> **Work item**: Each line below should be written out again without any change.

> **Source data**:
────────────────────────────────────────

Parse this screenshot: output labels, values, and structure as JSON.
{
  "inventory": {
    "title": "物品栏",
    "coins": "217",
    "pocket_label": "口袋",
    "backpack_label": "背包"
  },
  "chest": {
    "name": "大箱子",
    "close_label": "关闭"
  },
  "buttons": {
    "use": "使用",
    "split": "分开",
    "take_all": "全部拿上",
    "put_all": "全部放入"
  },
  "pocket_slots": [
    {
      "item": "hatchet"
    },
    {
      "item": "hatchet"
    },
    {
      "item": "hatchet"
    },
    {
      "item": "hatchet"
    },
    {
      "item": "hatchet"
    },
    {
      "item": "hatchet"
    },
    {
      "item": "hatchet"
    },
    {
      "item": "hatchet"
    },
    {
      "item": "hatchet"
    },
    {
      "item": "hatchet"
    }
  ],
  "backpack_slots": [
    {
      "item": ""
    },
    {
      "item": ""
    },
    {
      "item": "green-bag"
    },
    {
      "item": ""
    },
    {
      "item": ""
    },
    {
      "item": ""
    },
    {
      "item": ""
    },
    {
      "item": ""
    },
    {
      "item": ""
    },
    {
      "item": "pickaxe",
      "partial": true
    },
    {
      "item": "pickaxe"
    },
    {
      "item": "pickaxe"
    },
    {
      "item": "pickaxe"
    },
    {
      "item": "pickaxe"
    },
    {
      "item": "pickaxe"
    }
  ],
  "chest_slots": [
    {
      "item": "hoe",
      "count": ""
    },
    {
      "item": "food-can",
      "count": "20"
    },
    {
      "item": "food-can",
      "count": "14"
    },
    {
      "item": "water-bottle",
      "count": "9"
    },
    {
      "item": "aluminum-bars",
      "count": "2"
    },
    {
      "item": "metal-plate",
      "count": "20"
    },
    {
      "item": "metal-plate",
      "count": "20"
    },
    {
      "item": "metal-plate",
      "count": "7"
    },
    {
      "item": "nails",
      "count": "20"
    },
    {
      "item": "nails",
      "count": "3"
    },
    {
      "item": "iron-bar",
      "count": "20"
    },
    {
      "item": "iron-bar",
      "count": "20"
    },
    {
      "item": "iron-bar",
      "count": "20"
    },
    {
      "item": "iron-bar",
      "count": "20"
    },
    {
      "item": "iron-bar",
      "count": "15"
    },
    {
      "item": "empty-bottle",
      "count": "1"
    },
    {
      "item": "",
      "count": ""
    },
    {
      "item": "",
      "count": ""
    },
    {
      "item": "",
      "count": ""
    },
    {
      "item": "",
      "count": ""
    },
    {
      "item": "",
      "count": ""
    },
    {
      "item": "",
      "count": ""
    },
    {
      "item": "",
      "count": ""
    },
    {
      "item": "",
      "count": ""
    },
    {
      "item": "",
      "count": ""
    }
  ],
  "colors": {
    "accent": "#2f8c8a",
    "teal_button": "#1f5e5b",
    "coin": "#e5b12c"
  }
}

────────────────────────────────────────

> **Problem solution**:
Parse this screenshot: output labels, values, and structure as JSON.
{
  "inventory": {
    "title": "物品栏",
    "coins": "217",
    "pocket_label": "口袋",
    "backpack_label": "背包"
  },
  "chest": {
    "name": "大箱子",
    "close_label": "关闭"
  },
  "buttons": {
    "use": "使用",
    "split": "分开",
    "take_all": "全部拿上",
    "put_all": "全部放入"
  },
  "pocket_slots": [
    {
      "item": "hatchet"
    },
    {
      "item": "hatchet"
    },
    {
      "item": "hatchet"
    },
    {
      "item": "hatchet"
    },
    {
      "item": "hatchet"
    },
    {
      "item": "hatchet"
    },
    {
      "item": "hatchet"
    },
    {
      "item": "hatchet"
    },
    {
      "item": "hatchet"
    },
    {
      "item": "hatchet"
    }
  ],
  "backpack_slots": [
    {
      "item": ""
    },
    {
      "item": ""
    },
    {
      "item": "green-bag"
    },
    {
      "item": ""
    },
    {
      "item": ""
    },
    {
      "item": ""
    },
    {
      "item": ""
    },
    {
      "item": ""
    },
    {
      "item": ""
    },
    {
      "item": "pickaxe",
      "partial": true
    },
    {
      "item": "pickaxe"
    },
    {
      "item": "pickaxe"
    },
    {
      "item": "pickaxe"
    },
    {
      "item": "pickaxe"
    },
    {
      "item": "pickaxe"
    }
  ],
  "chest_slots": [
    {
      "item": "hoe",
      "count": ""
    },
    {
      "item": "food-can",
      "count": "20"
    },
    {
      "item": "food-can",
      "count": "14"
    },
    {
      "item": "water-bottle",
      "count": "9"
    },
    {
      "item": "aluminum-bars",
      "count": "2"
    },
    {
      "item": "metal-plate",
      "count": "20"
    },
    {
      "item": "metal-plate",
      "count": "20"
    },
    {
      "item": "metal-plate",
      "count": "7"
    },
    {
      "item": "nails",
      "count": "20"
    },
    {
      "item": "nails",
      "count": "3"
    },
    {
      "item": "iron-bar",
      "count": "20"
    },
    {
      "item": "iron-bar",
      "count": "20"
    },
    {
      "item": "iron-bar",
      "count": "20"
    },
    {
      "item": "iron-bar",
      "count": "20"
    },
    {
      "item": "iron-bar",
      "count": "15"
    },
    {
      "item": "empty-bottle",
      "count": "1"
    },
    {
      "item": "",
      "count": ""
    },
    {
      "item": "",
      "count": ""
    },
    {
      "item": "",
      "count": ""
    },
    {
      "item": "",
      "count": ""
    },
    {
      "item": "",
      "count": ""
    },
    {
      "item": "",
      "count": ""
    },
    {
      "item": "",
      "count": ""
    },
    {
      "item": "",
      "count": ""
    },
    {
      "item": "",
      "count": ""
    }
  ],
  "colors": {
    "accent": "#2f8c8a",
    "teal_button": "#1f5e5b",
    "coin": "#e5b12c"
  }
}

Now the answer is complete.